2. Let the form of the Scripture influence the form of the sermon. When preaching on Romans 11:33-36, a glorious hymn inserted abruptly into the flow of the Paul’s argument, let the form of the doxology influence the form of your sermon. You would not preach the doxology like a argument from Galatians. Craddock attempts to capture the mood:“Let doxologies be shared doxologically, narratives narratively, polemics polemically, and parables parabolically. In other words, biblical preaching ought to be biblical.”

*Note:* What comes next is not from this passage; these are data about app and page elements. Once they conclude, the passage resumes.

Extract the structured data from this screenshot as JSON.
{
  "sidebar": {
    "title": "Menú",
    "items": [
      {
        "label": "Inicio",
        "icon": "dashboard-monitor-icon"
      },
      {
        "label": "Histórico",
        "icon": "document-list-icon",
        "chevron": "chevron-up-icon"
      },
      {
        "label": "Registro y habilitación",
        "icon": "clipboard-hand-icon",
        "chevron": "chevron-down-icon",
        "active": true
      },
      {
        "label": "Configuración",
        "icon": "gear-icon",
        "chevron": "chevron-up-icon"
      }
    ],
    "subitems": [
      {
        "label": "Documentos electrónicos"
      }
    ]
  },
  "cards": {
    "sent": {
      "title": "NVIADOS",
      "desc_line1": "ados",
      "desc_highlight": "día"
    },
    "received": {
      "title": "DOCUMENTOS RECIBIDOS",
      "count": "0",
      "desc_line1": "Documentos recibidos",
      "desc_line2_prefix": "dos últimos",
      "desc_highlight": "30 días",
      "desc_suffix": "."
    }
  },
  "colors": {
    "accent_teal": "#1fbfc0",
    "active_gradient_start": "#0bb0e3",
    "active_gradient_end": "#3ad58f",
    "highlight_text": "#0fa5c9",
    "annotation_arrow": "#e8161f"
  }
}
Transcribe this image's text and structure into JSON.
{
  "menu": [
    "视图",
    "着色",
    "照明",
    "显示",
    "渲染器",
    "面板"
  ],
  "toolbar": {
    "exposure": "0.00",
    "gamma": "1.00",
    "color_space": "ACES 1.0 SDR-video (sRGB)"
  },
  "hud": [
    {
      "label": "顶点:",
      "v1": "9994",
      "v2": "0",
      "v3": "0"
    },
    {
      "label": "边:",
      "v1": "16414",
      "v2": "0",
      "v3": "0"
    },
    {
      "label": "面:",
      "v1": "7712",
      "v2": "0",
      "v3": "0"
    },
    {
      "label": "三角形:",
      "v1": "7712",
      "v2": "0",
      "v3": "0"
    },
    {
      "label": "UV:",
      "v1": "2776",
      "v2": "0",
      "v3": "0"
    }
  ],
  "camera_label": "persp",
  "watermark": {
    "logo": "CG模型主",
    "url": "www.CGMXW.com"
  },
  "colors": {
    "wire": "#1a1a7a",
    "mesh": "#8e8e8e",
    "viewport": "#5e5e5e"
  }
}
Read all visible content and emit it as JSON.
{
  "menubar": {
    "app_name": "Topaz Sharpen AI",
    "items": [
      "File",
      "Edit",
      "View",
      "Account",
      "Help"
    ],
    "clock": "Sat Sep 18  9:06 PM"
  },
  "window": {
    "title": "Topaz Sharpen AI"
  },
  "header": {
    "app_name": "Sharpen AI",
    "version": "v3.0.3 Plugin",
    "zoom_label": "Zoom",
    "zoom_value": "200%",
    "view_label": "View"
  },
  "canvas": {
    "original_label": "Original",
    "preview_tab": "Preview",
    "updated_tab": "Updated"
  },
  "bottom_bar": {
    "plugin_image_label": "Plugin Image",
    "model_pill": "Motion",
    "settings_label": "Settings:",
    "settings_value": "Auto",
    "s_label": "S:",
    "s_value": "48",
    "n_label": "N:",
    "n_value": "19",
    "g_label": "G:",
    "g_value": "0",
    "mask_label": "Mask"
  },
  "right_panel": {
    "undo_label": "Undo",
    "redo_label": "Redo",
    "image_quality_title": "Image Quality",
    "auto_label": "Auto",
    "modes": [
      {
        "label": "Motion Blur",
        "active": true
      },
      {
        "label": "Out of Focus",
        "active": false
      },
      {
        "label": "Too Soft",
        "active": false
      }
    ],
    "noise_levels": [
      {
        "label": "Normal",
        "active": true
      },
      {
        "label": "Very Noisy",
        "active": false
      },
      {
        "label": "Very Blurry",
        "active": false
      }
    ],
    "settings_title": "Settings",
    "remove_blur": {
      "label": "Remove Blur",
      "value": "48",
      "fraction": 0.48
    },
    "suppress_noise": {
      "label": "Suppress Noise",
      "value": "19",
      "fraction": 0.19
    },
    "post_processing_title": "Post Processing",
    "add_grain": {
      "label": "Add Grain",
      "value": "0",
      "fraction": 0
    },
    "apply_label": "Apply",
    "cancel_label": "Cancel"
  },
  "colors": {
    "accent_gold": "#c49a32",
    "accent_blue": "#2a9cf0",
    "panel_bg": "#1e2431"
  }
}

a. If the texts uses word picture, use pictures in your sermon (A soldier from images in Google transferred to your Powerpoint on Eph 6:10-20).
b. If the text is autobiographical, use a first person sermon (Paul Borden has an excellent first person sermon 2 Cor 11:16-12:18 in expositapes: tape number 2290, Denver Seminary).
c. If the text has debate (Gal 1:11-24), use a debate after the sermon.
d. If the text is dialogue (which epistles are: one half of the conversation), use dialogue.
1) Habakkuk is all dialogue. Jesus used dialogue when He asked 153 questions. Paul did the same in Acts 17:2 (Paul….reasoned [Gk. dielegeto] from which we get our English word dialogue).
2) Let the audience ask the preacher questions following a sermon.
3) Preacher asks the audience real questions or rhetorical questions.
4) Have main divisions stated as questions.
5) Use drama with dialogue. There are many ways the preacher can allow the form of the text to mold the form of his sermon and Jeffery D. Arthurs’ Preaching With Variety is a very useful tool. In my next post, I will provide “The Factual Data” Sheet, Part 2 which will help the preacher Observe, Interpret, and Apply his passage. I will deal with what I call Macro Hermeneutics, which establishes the context of the text, and Micro Hermeneutics, which helps analyze the content of the text.
 The nonepistolary books are the Gospels, Acts, and Revelation. Hebrews and 1 John are hybrids, sharing many characteristics of epistles, but omitting an address to specific groups. Acts and Revelation contain embedded epistles as do OT historical books. See 2 Sam 11:14-15; 1 Kgs. 21:8-10; 2 Kgs 5:4-6; 10;1-3: Ezra 4:9-12, 17-22; and 6:3-12” (Jeffery D. Arthurs, Preaching with Variety ,Grand Rapids: Kergel, 2007) 152, 217.
 Both are created to address specific circumstances; both argue ideas and employ ‘support material,’ such as illustrations and quotations; both are markedly aural. No wonder preachers often feel at home in the epistles. Poetry, narrative, parable, and proverbs tend to hide their rhetoric, using induction and imagination for persuasion, but the epistle flies its rhetorical flag for all to see” (Ibid., 152).
 Fred Craddock, As One Without Authority, 131.